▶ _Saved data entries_
--- START ---
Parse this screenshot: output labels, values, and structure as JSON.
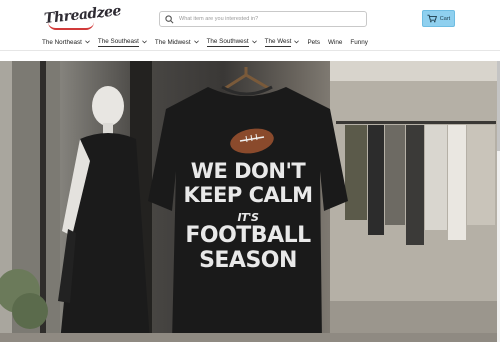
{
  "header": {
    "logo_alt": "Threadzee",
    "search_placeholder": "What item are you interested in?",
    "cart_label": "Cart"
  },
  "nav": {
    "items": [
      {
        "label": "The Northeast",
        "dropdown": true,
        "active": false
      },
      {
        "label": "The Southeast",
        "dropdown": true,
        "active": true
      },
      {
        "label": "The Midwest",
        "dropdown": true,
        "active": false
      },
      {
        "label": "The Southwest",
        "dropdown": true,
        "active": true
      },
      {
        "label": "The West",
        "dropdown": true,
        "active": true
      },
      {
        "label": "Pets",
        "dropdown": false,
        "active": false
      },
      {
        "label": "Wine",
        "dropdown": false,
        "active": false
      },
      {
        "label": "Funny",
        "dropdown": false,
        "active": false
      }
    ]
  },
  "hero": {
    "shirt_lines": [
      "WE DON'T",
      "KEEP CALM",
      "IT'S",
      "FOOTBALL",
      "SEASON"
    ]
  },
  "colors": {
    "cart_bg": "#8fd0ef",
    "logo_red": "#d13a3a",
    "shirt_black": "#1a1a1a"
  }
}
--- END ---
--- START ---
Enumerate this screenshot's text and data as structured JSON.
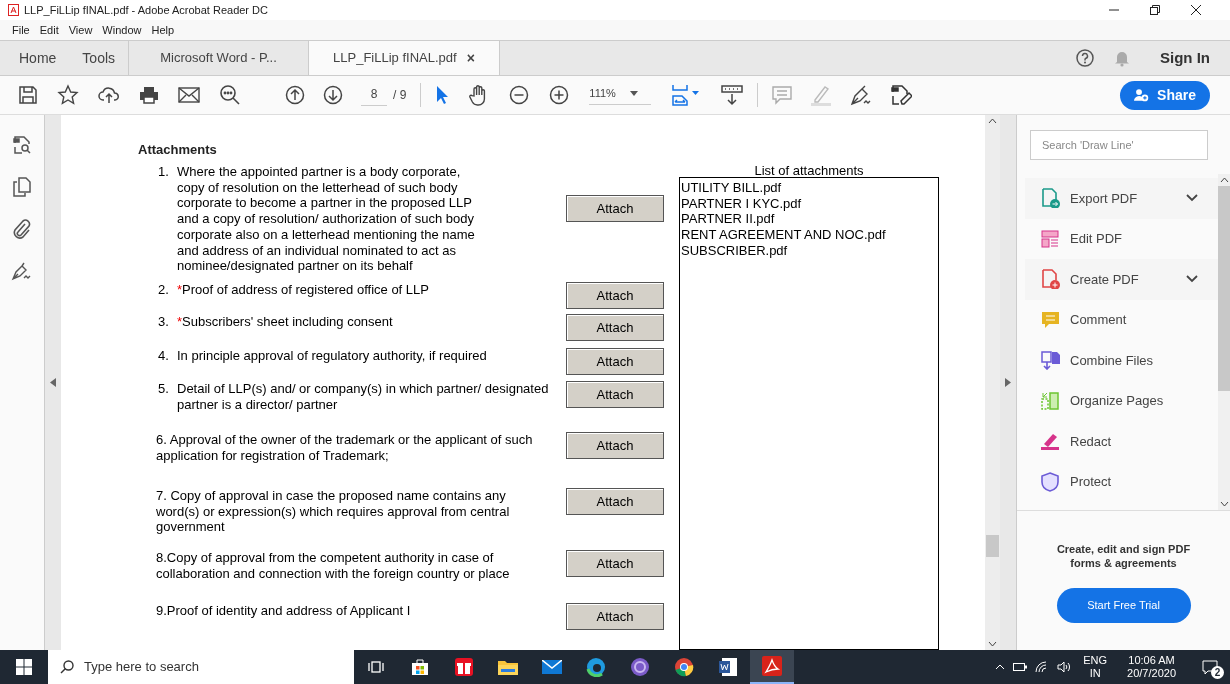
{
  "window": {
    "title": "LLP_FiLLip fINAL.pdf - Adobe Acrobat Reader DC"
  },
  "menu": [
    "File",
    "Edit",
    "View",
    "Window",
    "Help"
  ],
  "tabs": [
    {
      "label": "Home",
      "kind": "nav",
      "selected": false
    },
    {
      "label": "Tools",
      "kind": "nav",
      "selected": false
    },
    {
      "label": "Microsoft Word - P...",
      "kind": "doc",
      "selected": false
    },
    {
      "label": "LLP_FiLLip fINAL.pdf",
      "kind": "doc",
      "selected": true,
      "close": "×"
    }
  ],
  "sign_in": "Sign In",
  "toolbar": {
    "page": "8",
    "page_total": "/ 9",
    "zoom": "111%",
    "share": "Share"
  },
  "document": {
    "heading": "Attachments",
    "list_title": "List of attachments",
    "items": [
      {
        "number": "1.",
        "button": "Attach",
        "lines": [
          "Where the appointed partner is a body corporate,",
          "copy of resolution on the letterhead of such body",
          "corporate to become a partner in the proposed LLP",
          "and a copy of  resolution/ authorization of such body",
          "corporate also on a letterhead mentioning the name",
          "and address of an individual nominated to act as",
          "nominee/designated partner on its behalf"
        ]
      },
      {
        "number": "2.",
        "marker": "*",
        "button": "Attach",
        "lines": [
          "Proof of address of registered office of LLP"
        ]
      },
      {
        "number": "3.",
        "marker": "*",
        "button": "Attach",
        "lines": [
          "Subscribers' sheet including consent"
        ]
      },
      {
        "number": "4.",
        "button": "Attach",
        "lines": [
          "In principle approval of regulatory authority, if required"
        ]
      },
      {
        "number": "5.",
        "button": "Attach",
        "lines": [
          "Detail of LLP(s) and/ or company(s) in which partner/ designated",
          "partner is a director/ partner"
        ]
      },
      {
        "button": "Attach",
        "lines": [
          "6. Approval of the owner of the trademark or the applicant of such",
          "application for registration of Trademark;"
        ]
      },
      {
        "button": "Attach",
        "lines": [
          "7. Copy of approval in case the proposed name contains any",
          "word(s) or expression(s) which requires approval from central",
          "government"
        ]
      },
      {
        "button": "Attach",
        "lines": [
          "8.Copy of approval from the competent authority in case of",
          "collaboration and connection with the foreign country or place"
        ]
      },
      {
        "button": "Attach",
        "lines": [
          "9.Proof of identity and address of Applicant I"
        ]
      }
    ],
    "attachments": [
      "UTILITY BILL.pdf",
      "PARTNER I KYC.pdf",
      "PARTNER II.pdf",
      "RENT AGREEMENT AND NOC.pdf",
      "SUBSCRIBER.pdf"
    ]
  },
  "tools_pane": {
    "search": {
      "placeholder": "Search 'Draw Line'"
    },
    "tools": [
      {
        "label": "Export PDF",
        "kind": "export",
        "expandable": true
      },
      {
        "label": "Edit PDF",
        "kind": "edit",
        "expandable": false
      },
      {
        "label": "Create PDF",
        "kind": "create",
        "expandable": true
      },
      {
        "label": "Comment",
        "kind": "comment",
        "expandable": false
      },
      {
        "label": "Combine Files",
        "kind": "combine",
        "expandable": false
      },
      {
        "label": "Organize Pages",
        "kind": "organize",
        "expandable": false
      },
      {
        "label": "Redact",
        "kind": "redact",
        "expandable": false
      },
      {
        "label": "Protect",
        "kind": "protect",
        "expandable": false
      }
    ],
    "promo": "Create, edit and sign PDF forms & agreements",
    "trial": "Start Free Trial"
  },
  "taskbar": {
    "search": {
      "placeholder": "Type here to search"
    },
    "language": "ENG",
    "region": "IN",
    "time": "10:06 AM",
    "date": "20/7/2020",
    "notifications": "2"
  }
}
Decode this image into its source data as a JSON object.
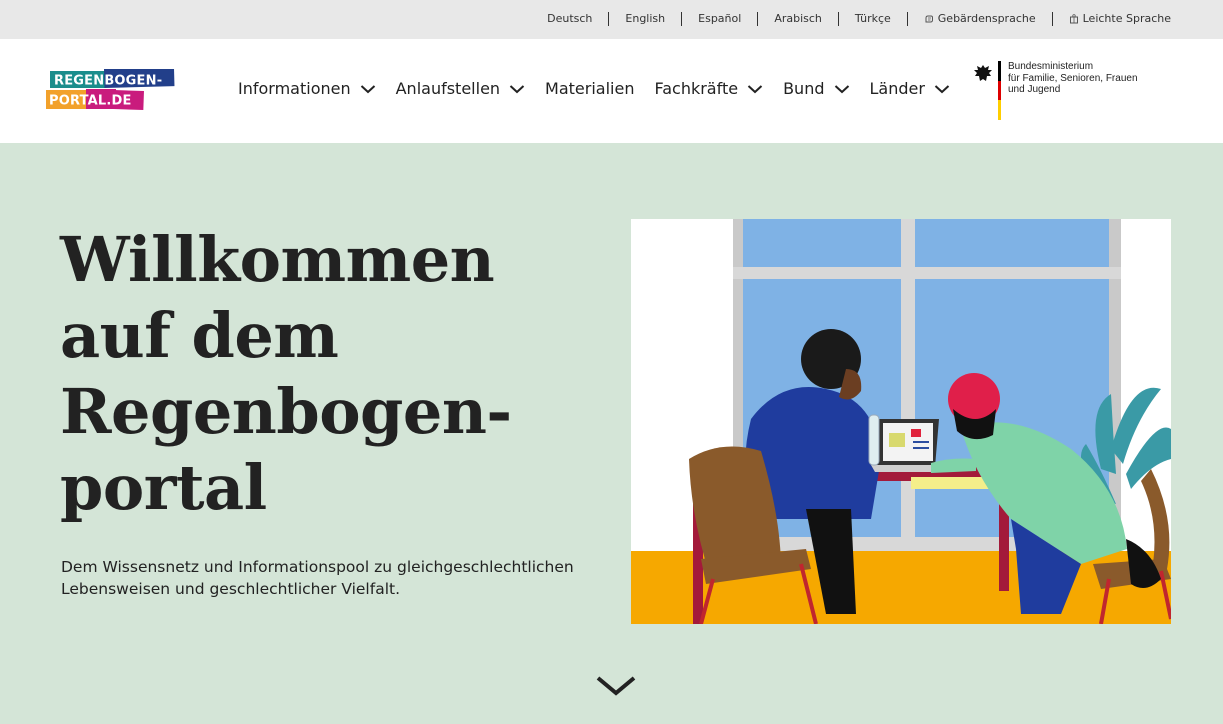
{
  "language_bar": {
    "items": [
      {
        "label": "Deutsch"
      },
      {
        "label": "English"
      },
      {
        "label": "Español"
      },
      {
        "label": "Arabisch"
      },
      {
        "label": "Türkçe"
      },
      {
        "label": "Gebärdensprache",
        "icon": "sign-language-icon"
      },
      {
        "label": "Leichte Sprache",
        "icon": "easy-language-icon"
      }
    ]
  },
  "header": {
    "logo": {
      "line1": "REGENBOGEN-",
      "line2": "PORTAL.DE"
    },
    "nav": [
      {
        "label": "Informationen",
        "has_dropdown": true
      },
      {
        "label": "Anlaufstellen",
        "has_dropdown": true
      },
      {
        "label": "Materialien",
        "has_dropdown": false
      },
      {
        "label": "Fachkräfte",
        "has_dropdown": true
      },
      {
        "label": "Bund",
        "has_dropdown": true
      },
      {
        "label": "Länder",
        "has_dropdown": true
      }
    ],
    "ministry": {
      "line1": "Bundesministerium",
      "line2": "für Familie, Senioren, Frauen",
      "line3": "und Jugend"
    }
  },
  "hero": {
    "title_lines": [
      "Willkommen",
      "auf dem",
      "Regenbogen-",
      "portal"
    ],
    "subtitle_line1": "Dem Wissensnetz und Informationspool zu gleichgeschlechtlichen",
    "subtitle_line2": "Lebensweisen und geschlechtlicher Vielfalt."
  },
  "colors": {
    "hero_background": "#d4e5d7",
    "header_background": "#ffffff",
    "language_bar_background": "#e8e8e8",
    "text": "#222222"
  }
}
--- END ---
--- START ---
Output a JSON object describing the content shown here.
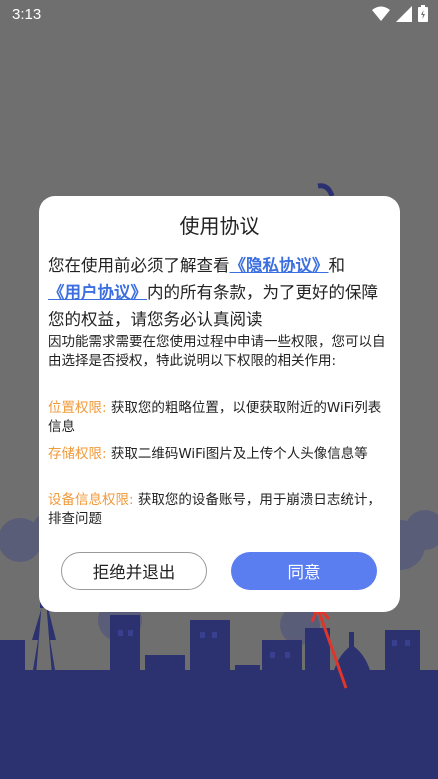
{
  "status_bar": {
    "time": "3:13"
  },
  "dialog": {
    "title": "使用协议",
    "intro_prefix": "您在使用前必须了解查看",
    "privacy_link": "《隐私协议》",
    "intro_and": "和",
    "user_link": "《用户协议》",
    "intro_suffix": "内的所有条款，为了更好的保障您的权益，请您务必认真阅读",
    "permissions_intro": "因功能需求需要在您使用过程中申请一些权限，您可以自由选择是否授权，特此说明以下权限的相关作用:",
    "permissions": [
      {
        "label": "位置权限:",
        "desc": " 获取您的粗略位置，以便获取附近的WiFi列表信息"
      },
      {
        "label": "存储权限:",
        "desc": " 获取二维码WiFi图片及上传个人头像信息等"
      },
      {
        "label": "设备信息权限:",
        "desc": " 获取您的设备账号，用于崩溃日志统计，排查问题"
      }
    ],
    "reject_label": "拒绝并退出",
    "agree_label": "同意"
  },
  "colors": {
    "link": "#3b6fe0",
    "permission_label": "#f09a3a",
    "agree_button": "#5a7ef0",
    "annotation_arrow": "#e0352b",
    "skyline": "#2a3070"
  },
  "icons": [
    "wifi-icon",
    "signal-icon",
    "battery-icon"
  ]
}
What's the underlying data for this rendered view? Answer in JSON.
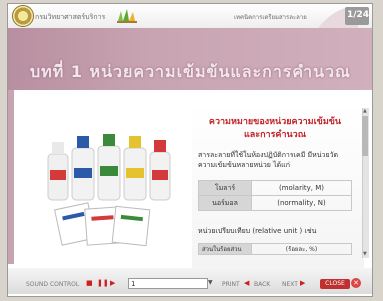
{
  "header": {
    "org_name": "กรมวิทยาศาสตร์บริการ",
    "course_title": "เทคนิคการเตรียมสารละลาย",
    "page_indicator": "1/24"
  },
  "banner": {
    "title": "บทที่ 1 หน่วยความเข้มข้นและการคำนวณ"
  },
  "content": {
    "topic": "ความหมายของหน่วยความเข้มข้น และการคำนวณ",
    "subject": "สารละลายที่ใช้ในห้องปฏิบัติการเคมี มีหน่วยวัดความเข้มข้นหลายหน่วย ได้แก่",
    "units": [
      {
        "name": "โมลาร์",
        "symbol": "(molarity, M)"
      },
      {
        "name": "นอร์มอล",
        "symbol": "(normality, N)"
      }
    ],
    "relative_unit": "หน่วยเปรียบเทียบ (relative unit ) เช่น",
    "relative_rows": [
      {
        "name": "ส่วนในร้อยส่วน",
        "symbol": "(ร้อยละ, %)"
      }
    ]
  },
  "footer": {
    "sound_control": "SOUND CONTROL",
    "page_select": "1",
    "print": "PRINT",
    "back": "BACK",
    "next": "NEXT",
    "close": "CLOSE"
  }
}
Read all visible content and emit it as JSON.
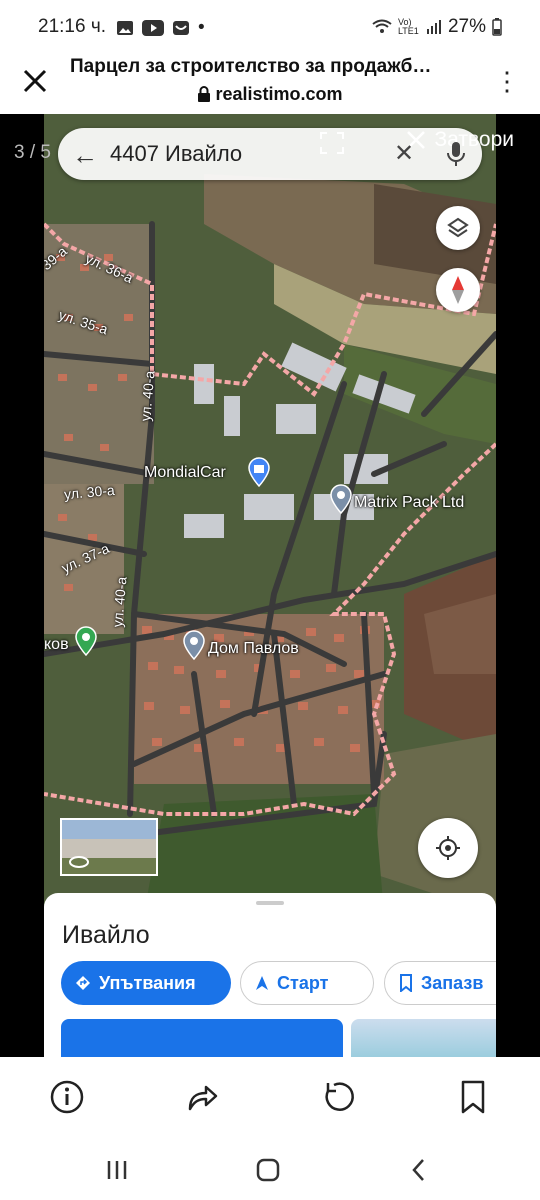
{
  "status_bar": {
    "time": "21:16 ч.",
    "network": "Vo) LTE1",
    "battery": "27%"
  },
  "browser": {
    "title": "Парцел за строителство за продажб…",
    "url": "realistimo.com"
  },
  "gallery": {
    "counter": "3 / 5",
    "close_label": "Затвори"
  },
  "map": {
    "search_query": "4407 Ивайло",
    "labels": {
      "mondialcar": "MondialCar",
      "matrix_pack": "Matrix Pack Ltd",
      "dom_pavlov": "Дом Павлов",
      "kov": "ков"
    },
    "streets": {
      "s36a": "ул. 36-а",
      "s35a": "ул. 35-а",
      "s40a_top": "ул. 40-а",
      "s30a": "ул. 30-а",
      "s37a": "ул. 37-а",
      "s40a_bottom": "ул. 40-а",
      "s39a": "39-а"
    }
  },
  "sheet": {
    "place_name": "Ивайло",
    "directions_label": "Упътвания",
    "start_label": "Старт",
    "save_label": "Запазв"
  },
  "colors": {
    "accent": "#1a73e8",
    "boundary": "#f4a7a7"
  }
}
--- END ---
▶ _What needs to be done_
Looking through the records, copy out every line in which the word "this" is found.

▶ _Exercise response_
Parse this screenshot: output labels, values, and structure as JSON.
Enumerate this screenshot's text and data as structured JSON.
Decode this image into its source data as a JSON object.
What's the underlying data for this rendered view? Answer in JSON.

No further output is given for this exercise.